But Brennan said he personally briefed top GOP lawmakers on Christmas night about Abdulmutallab's arrest and that none of them raised objections.

"There's been quite a bit of an outcry after the fact, where again, I'm just very concerned on behalf of counterterrorism professionals throughout our government, that politicians continue to make this a political football and are using it for whatever political or partisan purposes," he said.

Brennan added that the FBI and others involved in his arrest acted appropriately.

"I think those counterterrorism professionals deserve the support of our Congress," he said. "And rather than second-guessing what they are doing on the ground with a 500-mile screwdriver from Washington to Detroit, I think they have to have confidence in the knowledge and the experience of these counterterrorism professionals."

But Bond said he wasn't critical of law enforcement or counterterrorism authorities. He was peeved that the White House gave a briefing to reporters after he was personally asked by FBI Director Robert Mueller not to reveal the details of Abdulmutallab's cooperation.

And Sarah Palin, the 2008 GOP vice presidential nominee who starred in this weekend's Tea Party Convention in Nashville told "Fox News Sunday" that the president shouldn't treat terrorists the way he would common criminals. 

"He is treating the trials of these terrorists and kind of as gosh, they're on a crime spree right now. No, we are in war," Palin said. "We need to treat them a little bit differently than an American who is worthy -- an American being worthy of our U.S. constitutional rights. I don't think the terrorists are worthy of our rights that people like my son fight and are willing to die for." 
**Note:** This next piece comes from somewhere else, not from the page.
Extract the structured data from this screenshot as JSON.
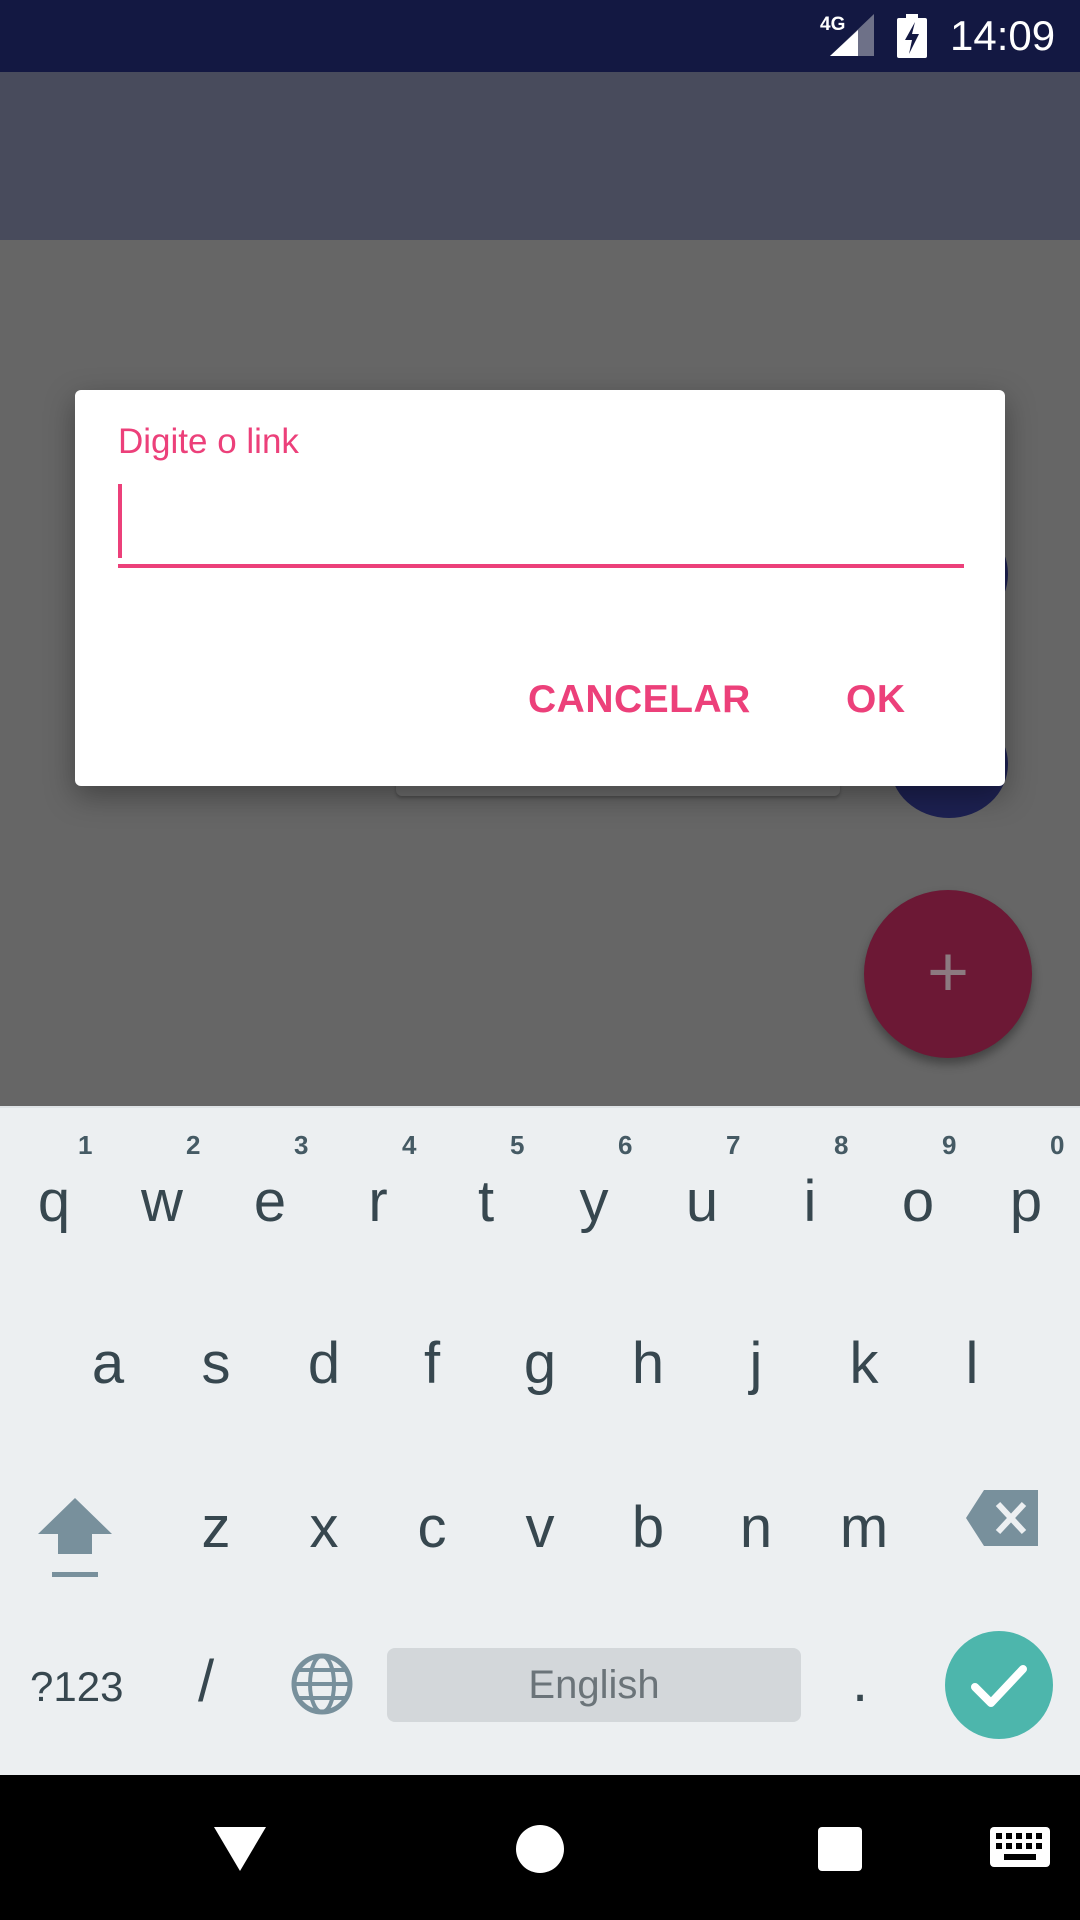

Administration officials say Abdulmutallab is part of a new breed of terrorist trained by splinter groups of Al Qaeda, which in some ways makes them harder to track if not as powerful.

Secretary of State Hillary Clinton said she doesn't think Al Qaeda is stronger than it was at Sept. 11, 2001, though the threat hasn't gone away. 

"I don't see them as stronger, but I see that they are more creative, more flexible, more agile. They evolve. ... They are unfortunately a very committed, clever diabolical group of terrorists," Clinton told CNN's "State of the Union. 

"We have contained it. We have worked very hard to do so. But over the last six months, we have seen attacks foiled, people arrested and charged. So that you have to be constantly vigilant, and that's what everybody working in this government at all levels attempts to do," she added. 

Clinton added that the "biggest nightmare: would be if any member groups in this "syndicate of terror" got their hands on a weapon of mass destruction.

Brennan's comments came a day after Obama urged Democrats to work with Republicans, telling those attending the Democratic Party's winter meeting that "we can't solve all of our problems alone." The president offered a similar message to a recent gathering of House Republicans.

Appearing on NBC's "Meet the Press," Brennan said he was confident that the accused mastermind of the Sept. 11, 2001, terrorist attacks, Khalid Sheikh Mohammed, would face the "full weight of American justice" when he is tried no matter what the venue.

The administration had wanted to try Mohammed in New York but backtracked on that plan under criticism, which has included calls for him to be tried by a military tribunal and not a civilian court.

"I have no doubt that the American justice system will prevail. Despite the claims and the criticisms of a lot of folks, including in Congress, that our judicial system is unable to handle these terrorists, I believe that our system of justice here is strong," Brennan said.

"And I'm not going to give Al Qaeda the victory of being able to overturn our system of jurisprudence here that is anchored in our Constitution and reflects our values as a people," he said.

Fox News' Caroline Shively and The Associated Press contributed to this report.